[Recorded data]
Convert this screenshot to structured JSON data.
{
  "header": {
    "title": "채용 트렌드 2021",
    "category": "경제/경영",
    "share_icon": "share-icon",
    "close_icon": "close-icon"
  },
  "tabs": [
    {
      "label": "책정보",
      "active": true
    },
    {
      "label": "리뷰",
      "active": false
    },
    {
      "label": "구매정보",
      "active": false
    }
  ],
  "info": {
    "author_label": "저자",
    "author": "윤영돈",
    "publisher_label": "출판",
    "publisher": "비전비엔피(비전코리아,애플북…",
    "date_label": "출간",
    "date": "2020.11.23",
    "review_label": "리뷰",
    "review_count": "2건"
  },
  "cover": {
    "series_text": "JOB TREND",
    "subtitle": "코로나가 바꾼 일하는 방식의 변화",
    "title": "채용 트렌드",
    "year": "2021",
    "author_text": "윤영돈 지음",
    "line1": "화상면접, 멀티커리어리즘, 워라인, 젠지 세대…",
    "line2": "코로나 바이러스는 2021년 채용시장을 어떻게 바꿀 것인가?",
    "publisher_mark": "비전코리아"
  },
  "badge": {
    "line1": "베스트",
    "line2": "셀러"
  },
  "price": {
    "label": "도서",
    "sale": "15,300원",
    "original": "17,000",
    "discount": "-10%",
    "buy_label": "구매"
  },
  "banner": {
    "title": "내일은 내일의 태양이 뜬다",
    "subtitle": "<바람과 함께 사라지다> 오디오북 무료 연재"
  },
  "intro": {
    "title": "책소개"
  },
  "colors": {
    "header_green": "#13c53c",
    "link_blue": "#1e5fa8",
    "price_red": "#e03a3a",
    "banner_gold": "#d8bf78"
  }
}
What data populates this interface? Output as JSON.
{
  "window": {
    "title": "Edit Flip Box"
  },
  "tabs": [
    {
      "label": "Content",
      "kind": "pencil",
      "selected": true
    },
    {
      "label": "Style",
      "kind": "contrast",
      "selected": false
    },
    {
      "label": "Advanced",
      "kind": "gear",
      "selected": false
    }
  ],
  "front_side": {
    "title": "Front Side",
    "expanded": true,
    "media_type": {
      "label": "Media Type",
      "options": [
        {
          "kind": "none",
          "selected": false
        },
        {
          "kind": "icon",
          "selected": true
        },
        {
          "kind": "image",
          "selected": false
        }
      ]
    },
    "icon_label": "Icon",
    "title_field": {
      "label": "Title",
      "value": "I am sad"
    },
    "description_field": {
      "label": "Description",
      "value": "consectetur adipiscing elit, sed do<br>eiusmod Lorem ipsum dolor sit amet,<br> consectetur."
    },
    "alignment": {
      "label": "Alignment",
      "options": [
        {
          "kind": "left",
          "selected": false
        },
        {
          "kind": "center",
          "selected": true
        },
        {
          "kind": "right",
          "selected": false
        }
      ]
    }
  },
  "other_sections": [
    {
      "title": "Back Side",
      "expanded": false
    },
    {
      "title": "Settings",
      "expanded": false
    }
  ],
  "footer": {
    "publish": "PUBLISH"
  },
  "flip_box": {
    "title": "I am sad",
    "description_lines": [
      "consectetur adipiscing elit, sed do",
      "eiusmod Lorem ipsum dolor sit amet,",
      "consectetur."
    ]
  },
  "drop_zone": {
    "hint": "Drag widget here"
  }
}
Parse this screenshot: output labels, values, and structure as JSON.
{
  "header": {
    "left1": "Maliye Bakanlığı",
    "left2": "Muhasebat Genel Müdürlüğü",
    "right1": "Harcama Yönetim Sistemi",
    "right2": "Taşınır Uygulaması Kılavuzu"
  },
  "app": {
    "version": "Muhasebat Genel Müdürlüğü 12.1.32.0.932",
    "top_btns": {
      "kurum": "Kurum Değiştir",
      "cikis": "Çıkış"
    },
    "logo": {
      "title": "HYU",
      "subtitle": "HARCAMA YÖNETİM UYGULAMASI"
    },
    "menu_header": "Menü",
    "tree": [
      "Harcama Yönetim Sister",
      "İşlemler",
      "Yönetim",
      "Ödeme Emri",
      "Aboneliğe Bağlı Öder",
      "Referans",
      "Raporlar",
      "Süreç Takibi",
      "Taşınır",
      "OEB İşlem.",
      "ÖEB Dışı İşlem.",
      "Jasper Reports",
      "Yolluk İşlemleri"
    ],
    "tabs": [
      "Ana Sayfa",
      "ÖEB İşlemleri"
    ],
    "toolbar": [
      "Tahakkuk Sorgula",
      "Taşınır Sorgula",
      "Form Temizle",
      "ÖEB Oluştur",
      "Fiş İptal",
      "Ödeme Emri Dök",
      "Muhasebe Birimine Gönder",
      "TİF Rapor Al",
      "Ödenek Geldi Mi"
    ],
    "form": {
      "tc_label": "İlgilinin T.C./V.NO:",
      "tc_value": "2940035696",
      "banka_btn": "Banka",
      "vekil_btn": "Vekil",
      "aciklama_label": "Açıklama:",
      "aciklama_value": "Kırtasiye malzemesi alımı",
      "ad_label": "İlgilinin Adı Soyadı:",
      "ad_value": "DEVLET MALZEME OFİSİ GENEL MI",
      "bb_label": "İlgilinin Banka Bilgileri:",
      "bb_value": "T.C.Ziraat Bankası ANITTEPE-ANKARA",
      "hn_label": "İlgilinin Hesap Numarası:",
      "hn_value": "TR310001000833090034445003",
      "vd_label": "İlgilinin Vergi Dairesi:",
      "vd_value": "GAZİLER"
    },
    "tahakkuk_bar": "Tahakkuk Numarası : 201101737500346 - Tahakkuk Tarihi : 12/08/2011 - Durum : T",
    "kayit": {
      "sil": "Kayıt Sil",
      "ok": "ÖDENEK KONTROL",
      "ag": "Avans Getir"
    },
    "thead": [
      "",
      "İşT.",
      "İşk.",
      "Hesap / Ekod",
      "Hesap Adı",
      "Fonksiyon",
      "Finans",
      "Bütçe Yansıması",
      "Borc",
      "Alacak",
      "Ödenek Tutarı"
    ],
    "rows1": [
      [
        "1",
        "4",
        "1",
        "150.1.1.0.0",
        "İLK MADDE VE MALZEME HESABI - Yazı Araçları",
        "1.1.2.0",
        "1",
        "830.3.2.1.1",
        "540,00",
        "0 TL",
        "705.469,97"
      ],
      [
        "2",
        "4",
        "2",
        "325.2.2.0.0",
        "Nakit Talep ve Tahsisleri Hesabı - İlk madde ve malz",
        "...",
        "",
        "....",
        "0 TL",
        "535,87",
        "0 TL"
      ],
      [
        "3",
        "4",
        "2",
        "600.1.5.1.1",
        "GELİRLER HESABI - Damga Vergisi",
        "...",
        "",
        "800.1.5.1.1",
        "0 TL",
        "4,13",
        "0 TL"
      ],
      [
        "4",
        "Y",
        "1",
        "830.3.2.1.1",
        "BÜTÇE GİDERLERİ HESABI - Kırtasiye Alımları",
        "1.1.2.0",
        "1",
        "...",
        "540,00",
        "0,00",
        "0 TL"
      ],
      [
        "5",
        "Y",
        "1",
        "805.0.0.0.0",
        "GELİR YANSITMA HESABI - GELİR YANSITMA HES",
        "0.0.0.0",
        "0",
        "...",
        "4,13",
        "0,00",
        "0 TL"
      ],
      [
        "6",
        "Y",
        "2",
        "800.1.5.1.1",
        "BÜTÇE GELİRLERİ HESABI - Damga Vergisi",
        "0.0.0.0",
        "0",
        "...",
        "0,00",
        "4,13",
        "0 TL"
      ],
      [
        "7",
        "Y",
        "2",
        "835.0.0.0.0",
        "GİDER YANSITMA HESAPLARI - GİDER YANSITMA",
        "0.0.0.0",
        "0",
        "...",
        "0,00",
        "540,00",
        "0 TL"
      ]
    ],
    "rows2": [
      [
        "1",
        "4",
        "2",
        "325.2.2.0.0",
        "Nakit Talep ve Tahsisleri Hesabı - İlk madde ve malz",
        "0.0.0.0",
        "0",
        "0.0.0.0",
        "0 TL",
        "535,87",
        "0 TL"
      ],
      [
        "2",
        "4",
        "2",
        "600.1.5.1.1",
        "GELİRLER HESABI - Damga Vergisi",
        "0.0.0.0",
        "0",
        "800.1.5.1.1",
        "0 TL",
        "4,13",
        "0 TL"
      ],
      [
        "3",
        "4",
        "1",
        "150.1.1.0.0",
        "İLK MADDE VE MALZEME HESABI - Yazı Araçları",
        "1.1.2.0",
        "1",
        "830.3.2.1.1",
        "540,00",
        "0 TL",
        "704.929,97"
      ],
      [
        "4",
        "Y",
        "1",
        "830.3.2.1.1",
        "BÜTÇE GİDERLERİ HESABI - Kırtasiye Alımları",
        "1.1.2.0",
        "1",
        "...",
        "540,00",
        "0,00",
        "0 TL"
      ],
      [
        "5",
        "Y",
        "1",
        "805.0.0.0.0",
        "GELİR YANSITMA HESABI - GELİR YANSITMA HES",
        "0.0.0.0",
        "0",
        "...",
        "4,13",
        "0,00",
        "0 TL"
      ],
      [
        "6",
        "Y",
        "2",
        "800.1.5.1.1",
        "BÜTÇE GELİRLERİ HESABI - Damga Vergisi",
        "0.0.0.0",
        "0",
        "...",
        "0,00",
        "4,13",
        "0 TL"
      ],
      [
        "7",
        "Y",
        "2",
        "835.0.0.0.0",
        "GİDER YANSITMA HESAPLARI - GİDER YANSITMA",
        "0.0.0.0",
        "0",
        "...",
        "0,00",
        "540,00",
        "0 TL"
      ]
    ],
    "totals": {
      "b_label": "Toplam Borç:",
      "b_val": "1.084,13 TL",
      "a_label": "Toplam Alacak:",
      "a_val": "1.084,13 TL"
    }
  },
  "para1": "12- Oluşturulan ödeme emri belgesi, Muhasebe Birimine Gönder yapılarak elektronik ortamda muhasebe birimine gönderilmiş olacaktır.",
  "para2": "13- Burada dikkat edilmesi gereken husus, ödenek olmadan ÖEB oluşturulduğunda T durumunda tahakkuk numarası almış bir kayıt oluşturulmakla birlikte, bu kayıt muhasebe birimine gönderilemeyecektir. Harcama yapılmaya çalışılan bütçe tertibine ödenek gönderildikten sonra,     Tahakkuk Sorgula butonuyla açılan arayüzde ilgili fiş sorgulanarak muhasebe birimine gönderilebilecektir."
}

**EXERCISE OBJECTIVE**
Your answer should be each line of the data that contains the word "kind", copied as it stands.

**SOLUTION TO THE EXERCISE**
      "kind": "pencil",
      "kind": "contrast",
      "kind": "gear",
          "kind": "none",
          "kind": "icon",
          "kind": "image",
          "kind": "left",
          "kind": "center",
          "kind": "right",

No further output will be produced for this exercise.